While a lot of studios are in various phases to bring video games to the big screen (‘Assassin’s Creed,’ ‘Mass Effect’ and ‘World of Warcraft’ to name a few), ‘God of War’ looks like it may actually be moving forward after years of what seemed like suspended development.
For those of you not familiar with the game, the ‘God of War’ series is based loosely on Greek mythology. Players control the protagonist Kratos, a Spartan warrior demigod who’s requested by Athena to stop the god Ares. In order to do so, he must go on a quest to find the one object capable of stopping him: Pandora’s Box. On a personal note, Kratos finds out that Ares is responsible for a tragedy that occurs in his life and is out for revenge.
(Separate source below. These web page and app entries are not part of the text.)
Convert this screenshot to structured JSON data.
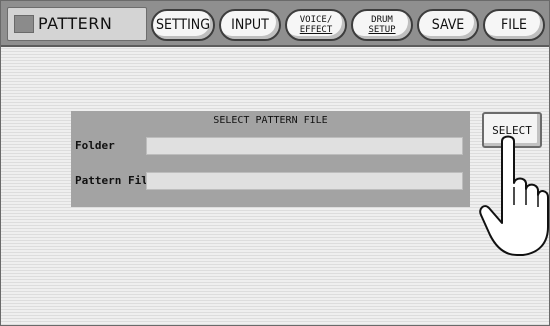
{
  "header": {
    "title": "PATTERN",
    "tabs": [
      {
        "label": "SETTING"
      },
      {
        "label": "INPUT"
      },
      {
        "line1": "VOICE/",
        "line2": "EFFECT"
      },
      {
        "line1": "DRUM",
        "line2": "SETUP"
      },
      {
        "label": "SAVE"
      },
      {
        "label": "FILE"
      }
    ]
  },
  "panel": {
    "title": "SELECT PATTERN FILE",
    "fields": [
      {
        "label": "Folder",
        "value": ""
      },
      {
        "label": "Pattern File",
        "value": ""
      }
    ]
  },
  "select_button": {
    "label": "SELECT"
  },
  "icons": {
    "pointer": "pointing-hand-icon"
  }
}
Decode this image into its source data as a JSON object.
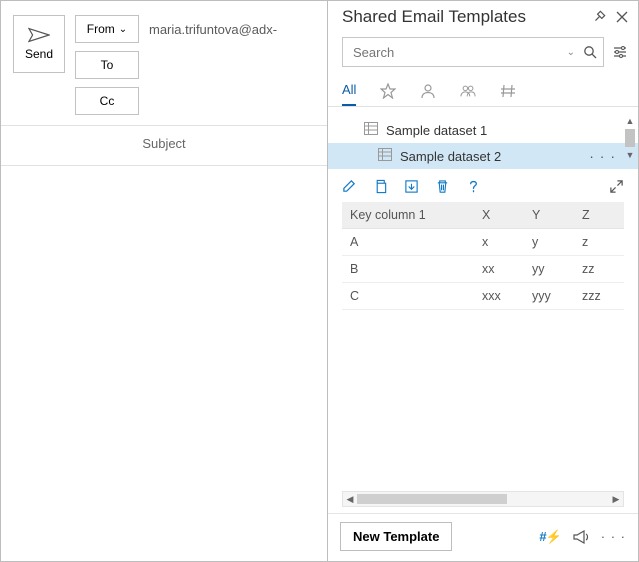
{
  "compose": {
    "send_label": "Send",
    "from_label": "From",
    "to_label": "To",
    "cc_label": "Cc",
    "from_value": "maria.trifuntova@adx-",
    "subject_label": "Subject"
  },
  "panel": {
    "title": "Shared Email Templates",
    "search_placeholder": "Search",
    "tabs": {
      "all": "All"
    },
    "datasets": [
      {
        "label": "Sample dataset 1",
        "selected": false
      },
      {
        "label": "Sample dataset 2",
        "selected": true
      }
    ],
    "grid": {
      "headers": [
        "Key column 1",
        "X",
        "Y",
        "Z"
      ],
      "rows": [
        [
          "A",
          "x",
          "y",
          "z"
        ],
        [
          "B",
          "xx",
          "yy",
          "zz"
        ],
        [
          "C",
          "xxx",
          "yyy",
          "zzz"
        ]
      ]
    },
    "new_template_label": "New Template",
    "hash_bolt": "#⚡"
  }
}
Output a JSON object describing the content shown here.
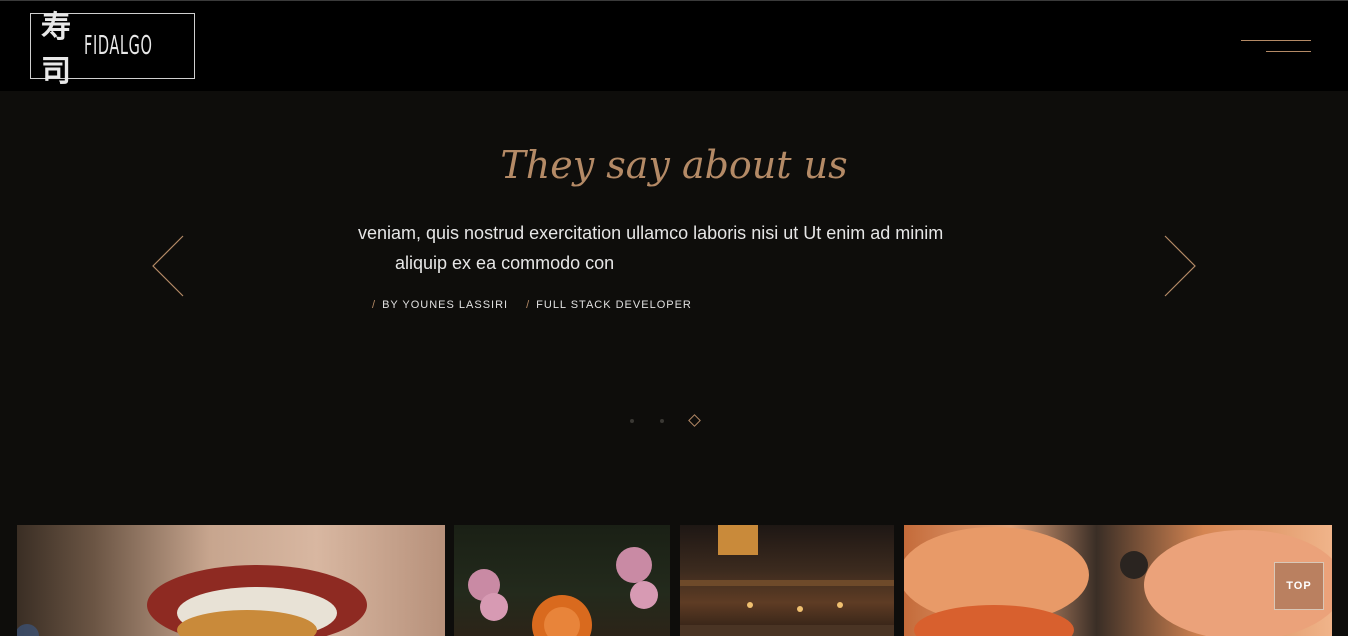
{
  "header": {
    "logo_kanji": "寿司",
    "logo_text": "FIDALGO"
  },
  "testimonial": {
    "title": "They say about us",
    "quote_line1": "veniam, quis nostrud exercitation ullamco laboris nisi ut    Ut enim ad minim",
    "quote_line2": "aliquip ex ea commodo con",
    "author": "BY YOUNES LASSIRI",
    "role": "FULL STACK DEVELOPER",
    "active_slide": 3,
    "slide_count": 3
  },
  "back_to_top": {
    "label": "TOP"
  },
  "colors": {
    "accent": "#b48a66",
    "background": "#0e0d0b",
    "header": "#000000"
  },
  "icons": {
    "prev": "chevron-left-icon",
    "next": "chevron-right-icon",
    "menu": "hamburger-icon"
  }
}
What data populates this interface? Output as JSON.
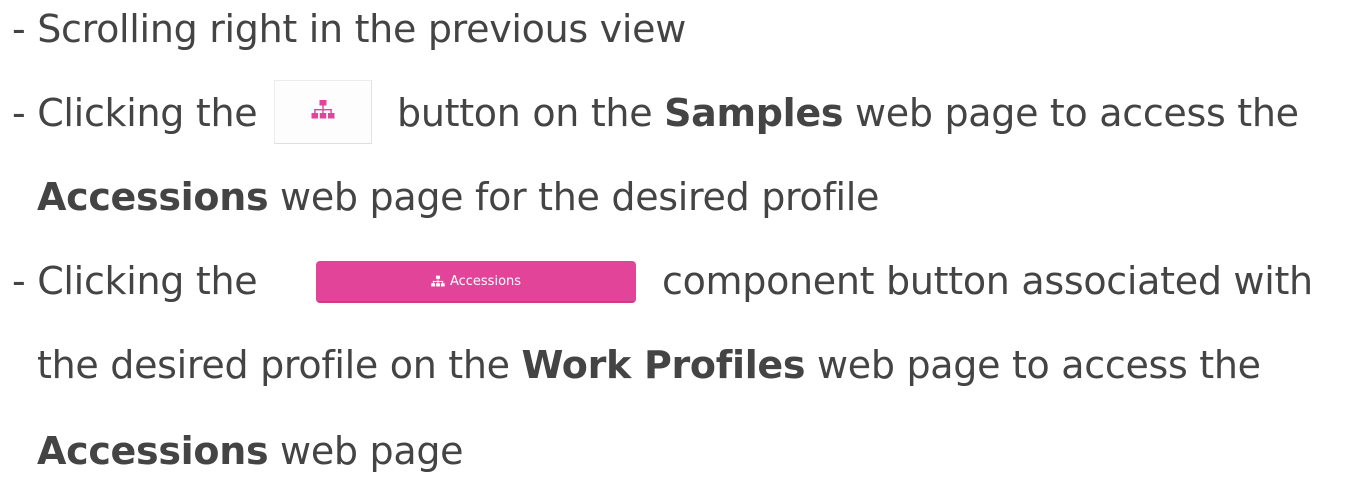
{
  "lines": {
    "line1": "- Scrolling right in the previous view",
    "line2_before": "- Clicking the",
    "line2_after_prefix": "button on the ",
    "line2_bold": "Samples",
    "line2_after_suffix": " web page to access the",
    "line3_bold": "Accessions",
    "line3_rest": " web page for the desired profile",
    "line4_before": "- Clicking the",
    "line4_after": "component button associated with",
    "line5_before": "the desired profile on the ",
    "line5_bold": "Work Profiles",
    "line5_after": " web page to access the",
    "line6_bold": "Accessions",
    "line6_rest": " web page"
  },
  "buttons": {
    "icon_button_icon": "sitemap-icon",
    "accessions_button_label": "Accessions",
    "accessions_button_icon": "sitemap-icon"
  },
  "colors": {
    "text": "#444444",
    "icon_pink": "#e2449a",
    "button_pink": "#e2449a"
  }
}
A film adaptation of the game has been in the works since 2005. By 2008, it was reported that Brett Ratner (‘X-Men: The Last Stand,’ ‘Rush Hour’) was attached to direct the movie based on a screenplay by David Self (‘The Haunting,’ ‘Road to Perdition,’ ‘The Wolfman’). Then nothing was heard of the film until just recently when it was announced that Patrick Melton and Marcus Dunstan (the duo who wrote the ‘Saw IV,V, and VI’ films, ‘The Occult’ and polished Guerillmo del Toro’s ‘Pacific Rim’) would be handling the film’s rewrite.
In an interview with IGN, Melton and Dustan commented on how they were hired to rework Self’s existing script (which they thought was actually pretty good on its own) due to the fact the Universal thought it was a bit outdated:
“The only problem with that is it was written before ‘Clash of the Titans’,’ Wrath of the Titans,’ ‘300’ and ‘Immortals’, and those movies borrowed quite a bit from the ‘God of War’ (game)stories. It was just a little bit outdated, so we wanted to differentiate it from those other movies.”
One of their first actions with the new script, according to Dunstan, was to humanize the Kratos so that the audience can get behind the hero and care about his quest:
“In the same way that Batman was grounded with Christopher Nolan’s rendition, we were attempting to do that with Kratos so that when we meet him — like they’re doing in this newest game, which is sort of a prequel to the original — we’re seeing him before he became the Ghost of Sparta, when he was just a Spartan warrior and he had family and kids.”
“In the game… there’s that attack from the barbarians and Kratos has to call upon Ares to help him. Really, that’s going to be our first act break. Before then, he’s going to be mortal, and he’s going to have his family. We’re going to learn about him and understand how he operates. So it’s potentially 30 minutes — give or take — of building up this character so that, when he does turn and becomes the Ghost of Sparta, we understand him as a human and we understand the journey that he’s going to take. We’re emotionally invested, so that it could go beyond just this one movie.
“With ‘God of War’, the studio’s saying, ‘We’re going to spend $150 million to make this movie. We really need to understand this character and get behind him and feel his pain and feel his emotions so that, when he is in these giant set pieces, we’re in there with him and we’re feeling it.’ That is a critique of some of these big action films is that they often get too big and just become noise; you’re not invested in the character.”
To bump up the action level, the Melton and Dustan will also amp up the villainy of the film’s antagonist, Ares:
“In the game, you know, he’s immortal, and he doesn’t really do much besides raid Athens. So we’re trying to build him up a bit more, too, so that he can become a true villain.”
The project is currently without a director as Ratner is no longer attached to direct. While Melton and Dustan are still working on the screenplay, it sounds like they are on the right track and it shouldn’t be long once the script is done for a director to come on board.
You can read the full interview with writing duo over at IGN.
So who would you want to see direct ‘God of War?’